“Don’t forget,” Ziggy said, his head so close to mine his hair brushed my ear. “We’re meeting Justin tomorrow.”
“I won’t.” He was already gone, now over by Bart who noodled still, putting note after note in some pattern that only he could hear. But I could still feel the warmth of his breath in my ear and goosebumps sprouted all over me, a big one in my jeans. I yanked the collar of my denim jacket up, slid the guitar into a flat black case and slipped out the door. I saw Bart stand up, come toward me, but I closed the door behind me and then I was alone in the alley.
I take it back. There was a stranger in the alley, who looked vaguely familiar. “Don’t call me that. Call me, Daron.”
“Ok, Daron. I hear you’re looking for a drummer.” He stepped forward, flicking his cigarette into a puddle. Then hunching his shoulders, stuffing his hands into his pockets, like he was wary of approaching me. “That true?”
“Yeah, we are.” I watched the studio door. “You play?”
He shrugged. Was he here to try to sell me drugs? Or…
“Look, do you want an audition?”
A small smirk played across his lips. “I have some questions first.”
I tried to firm up in my mind what Ziggy and Bart had agreed on about terms and such. “OK, shoot.”
“Well, first off, do you always come out of the studio with a hard on?”
I tried to take a step back, but my legs didn’t work quite right, I stumbled. So he wasn’t here for drugs. I was about to say something, what exactly I don’t know, when he took his hands out of his pockets.
“Sorry,” he smiled, looking down. “I just couldn’t resist.”

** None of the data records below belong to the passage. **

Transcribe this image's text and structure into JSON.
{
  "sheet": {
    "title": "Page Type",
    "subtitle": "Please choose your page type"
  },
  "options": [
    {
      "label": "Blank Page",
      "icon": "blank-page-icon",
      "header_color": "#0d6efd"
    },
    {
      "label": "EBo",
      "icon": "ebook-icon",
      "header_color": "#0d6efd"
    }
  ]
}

“Get to the point.” I wanted to put the guitar down, I wanted to get out of that alley, among other things. “I don’t like flirts. Do I know you?”
“We met two summers ago at Bart’s parents’ place. I’m Alain.”
“You’re hair was a different color, then.” We shook hands, which seemed really silly to me. He already knew my name. That is, he knew me as Daron Moondog–I couldn’t remember if that was the name I had been using when we’d last met. I couldn’t remember if we were calling ourselves Moondog 3 back then. In fact, I couldn’t remember whether I had met Ziggy yet. I smiled. “Black.”
“Yeah.” the hands in the pockets again. his hair was dirty blond, straight as a rail, long in the front but short on the sides. “This is the real color.”
“Look,” I stopped glancing at the studio door. “You want to get something to eat?”
“Yeah sure. Sure.”
I led him around the corner to the donut shop. We trod silently past the two cops at the counter, to a booth in the back. We stirred our coffees and talked about people we knew in common. He was actually a friend of a friend of Bart’s, and he did actually play drums, but he told me he was “partially committed” to some other friends. Which was fine because we had plenty of people trying out. Then some of the guys from Triangle West came in and we yakked for a while with them. They’d just played a gig at the CLub COrner and bitched endlessly about the sound there. Which was fine with me, the sound always sucks there. Then they left, and Alain began telling me about a good record store in Oldport.
I was beginning to think he had chickened out when the conversation suddenly turned to the question of crash space. He was staying with the mutual friend of Bart’s on the North side. And I said “I live ont he East Side. Why don’t you crash at my place?” And then it wasn’t in what he said but in the way he smiled that let me know I was right about him.